╭─ Data to examine
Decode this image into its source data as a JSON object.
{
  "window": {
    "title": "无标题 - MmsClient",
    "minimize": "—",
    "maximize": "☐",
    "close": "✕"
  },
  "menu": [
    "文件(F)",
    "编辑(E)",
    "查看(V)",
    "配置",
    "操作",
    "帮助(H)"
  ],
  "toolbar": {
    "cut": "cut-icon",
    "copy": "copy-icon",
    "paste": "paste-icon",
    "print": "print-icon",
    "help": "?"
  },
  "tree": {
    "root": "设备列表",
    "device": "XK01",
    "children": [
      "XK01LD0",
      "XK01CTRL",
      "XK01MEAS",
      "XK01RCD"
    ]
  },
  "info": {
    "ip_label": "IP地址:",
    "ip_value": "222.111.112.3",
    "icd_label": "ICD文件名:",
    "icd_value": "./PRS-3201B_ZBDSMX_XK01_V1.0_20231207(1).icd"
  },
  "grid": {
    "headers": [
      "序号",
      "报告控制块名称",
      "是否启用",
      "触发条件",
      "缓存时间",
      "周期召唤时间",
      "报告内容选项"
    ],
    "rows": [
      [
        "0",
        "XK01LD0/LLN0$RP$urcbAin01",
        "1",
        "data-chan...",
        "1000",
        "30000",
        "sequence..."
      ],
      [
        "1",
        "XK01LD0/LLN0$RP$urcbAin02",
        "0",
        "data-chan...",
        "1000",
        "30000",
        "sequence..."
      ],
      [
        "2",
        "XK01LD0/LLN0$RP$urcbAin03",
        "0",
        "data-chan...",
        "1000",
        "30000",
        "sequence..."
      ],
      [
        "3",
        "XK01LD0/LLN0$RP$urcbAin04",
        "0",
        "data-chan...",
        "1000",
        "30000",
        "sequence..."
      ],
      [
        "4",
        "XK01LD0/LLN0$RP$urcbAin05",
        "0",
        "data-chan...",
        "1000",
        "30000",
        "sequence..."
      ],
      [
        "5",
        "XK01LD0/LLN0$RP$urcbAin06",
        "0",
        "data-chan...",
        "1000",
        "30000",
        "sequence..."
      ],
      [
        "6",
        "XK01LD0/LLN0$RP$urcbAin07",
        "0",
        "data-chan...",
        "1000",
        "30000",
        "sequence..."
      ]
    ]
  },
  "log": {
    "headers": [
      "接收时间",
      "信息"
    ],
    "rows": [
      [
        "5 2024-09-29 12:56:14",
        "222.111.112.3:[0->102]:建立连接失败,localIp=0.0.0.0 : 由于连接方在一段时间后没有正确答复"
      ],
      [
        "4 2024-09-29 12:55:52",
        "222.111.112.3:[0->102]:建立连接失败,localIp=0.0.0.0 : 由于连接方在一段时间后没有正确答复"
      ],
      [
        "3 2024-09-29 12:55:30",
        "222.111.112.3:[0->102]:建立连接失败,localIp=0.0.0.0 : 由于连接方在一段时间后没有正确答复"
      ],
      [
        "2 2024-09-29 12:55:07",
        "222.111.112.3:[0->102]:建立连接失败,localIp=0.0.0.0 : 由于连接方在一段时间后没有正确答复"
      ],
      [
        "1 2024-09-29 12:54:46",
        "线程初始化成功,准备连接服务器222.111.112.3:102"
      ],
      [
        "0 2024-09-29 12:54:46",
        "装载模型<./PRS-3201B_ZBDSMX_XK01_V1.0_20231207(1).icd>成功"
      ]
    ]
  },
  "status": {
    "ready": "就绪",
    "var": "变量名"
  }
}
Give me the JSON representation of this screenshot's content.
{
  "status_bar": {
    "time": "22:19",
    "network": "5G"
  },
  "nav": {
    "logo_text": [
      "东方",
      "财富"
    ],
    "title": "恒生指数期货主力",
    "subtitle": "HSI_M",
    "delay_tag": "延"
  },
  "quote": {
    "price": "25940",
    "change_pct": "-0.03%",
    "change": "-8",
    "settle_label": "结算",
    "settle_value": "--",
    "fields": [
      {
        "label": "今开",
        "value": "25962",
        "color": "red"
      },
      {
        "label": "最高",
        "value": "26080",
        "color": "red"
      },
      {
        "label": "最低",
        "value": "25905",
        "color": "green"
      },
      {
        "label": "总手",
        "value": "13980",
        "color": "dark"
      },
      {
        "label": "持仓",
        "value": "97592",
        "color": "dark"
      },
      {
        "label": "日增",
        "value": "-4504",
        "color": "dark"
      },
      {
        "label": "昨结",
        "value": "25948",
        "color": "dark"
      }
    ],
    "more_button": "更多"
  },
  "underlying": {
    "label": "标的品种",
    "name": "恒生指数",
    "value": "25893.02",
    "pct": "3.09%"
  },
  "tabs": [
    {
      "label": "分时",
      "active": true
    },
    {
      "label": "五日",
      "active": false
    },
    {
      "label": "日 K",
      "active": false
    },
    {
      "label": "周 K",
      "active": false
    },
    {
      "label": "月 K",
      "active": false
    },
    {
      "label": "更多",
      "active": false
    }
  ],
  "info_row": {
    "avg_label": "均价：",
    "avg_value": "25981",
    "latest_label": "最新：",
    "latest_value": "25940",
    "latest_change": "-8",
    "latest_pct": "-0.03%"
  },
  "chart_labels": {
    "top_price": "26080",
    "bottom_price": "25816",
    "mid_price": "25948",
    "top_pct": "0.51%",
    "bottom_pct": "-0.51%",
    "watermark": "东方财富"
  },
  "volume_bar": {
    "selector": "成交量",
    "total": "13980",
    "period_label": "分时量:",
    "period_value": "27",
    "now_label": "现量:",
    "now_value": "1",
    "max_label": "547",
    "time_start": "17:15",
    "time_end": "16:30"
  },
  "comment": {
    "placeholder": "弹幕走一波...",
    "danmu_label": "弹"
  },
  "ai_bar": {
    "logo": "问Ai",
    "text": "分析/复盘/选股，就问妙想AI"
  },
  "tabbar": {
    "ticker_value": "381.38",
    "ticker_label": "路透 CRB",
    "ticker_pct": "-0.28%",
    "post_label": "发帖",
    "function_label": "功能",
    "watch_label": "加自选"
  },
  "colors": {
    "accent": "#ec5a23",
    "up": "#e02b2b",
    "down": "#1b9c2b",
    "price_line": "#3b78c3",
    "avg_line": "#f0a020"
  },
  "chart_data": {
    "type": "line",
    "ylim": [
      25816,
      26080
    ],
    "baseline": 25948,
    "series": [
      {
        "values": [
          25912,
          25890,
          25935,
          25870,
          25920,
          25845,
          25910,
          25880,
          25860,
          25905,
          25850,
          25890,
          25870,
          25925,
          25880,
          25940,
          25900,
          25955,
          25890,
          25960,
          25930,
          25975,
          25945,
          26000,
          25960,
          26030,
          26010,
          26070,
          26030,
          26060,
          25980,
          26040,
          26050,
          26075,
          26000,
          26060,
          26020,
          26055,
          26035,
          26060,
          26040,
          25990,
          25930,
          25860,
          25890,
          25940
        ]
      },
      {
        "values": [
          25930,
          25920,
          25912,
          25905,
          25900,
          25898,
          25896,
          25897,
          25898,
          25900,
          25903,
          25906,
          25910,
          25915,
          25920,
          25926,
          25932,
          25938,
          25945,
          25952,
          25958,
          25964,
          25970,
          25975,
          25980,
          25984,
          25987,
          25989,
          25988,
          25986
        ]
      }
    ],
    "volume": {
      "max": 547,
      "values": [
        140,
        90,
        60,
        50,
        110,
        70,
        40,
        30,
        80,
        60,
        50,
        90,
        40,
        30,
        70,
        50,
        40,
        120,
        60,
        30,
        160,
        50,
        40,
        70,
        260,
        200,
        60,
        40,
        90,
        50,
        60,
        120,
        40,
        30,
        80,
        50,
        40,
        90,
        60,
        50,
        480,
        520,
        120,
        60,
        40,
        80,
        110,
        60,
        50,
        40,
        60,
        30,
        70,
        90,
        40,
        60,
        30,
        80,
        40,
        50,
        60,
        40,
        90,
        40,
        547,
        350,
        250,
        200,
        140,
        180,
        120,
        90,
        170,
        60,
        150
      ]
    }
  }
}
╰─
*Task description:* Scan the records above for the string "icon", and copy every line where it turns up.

*Written solution:*
    "cut": "cut-icon",
    "copy": "copy-icon",
    "paste": "paste-icon",
    "print": "print-icon",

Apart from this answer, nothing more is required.